“Throughout the negotiating process to date, FTAI has been very clear on the need to ensure no barriers to trade with the European Union, and this includes checks imposed on trade at the border, as well as non-tariff barriers and red tape for traders and logistics companies alike. Ireland’s supply chain is finely balanced and delays experienced by logistics operators while transiting between countries will increase costs, making goods and services more expensive to the end user. This is something which FTAI has been lobbying hard to avoid.
“The guidelines touch upon potential solutions to reduce frictions at the borders, but also make it clear that checks and controls will be unavoidable; limiting non-tariff barriers is favoured by the proposals, but these also mention cumbersome rules of origins and fall short of giving guarantees to traders. To protect trading relationships and deeply connected supply chains, FTAI is urging both negotiating teams to bear in mind the effect of potential delays on economies on the two sides, and to prioritise the scrapping of potential barriers as negotiations on the future relationship start.

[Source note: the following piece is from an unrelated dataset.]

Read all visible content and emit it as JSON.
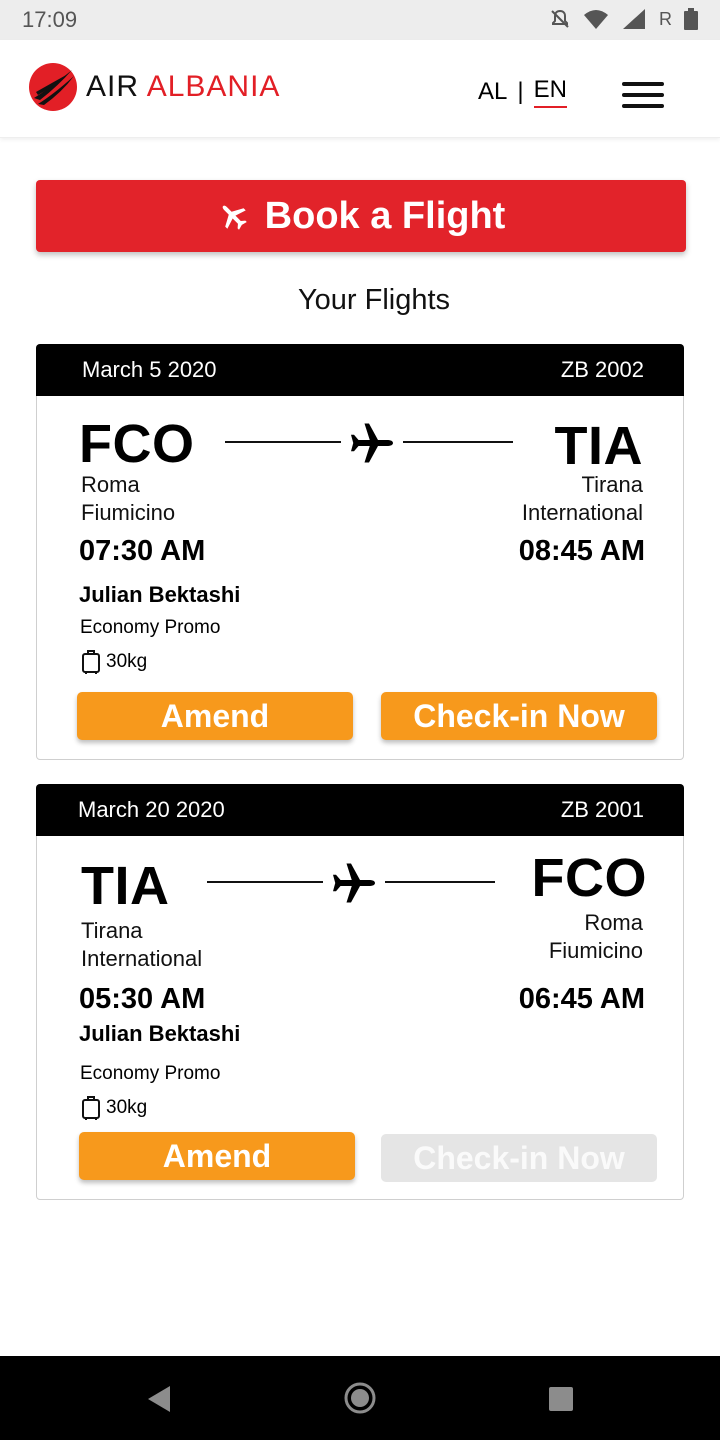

“The Irish border issue is a complex one, with many business relationships dependent on a successful conclusion which keeps delays to a minimum. We are under no illusions that negotiations will be complicated and difficult, and we hope that it sits at the top of the agenda when talks resume next week. The uncertainty which businesses are having to operate, without clear direction on future trading relationships is having a destabilising effect which is, and will, stifle future growth in logistics. Politicians owe it to freight operators across Ireland to prioritise the issue as the talks move forwards: two and half years, the time between now and the end of the transition period, is a tiny period of time in business terms, considering the scale of the challenge.”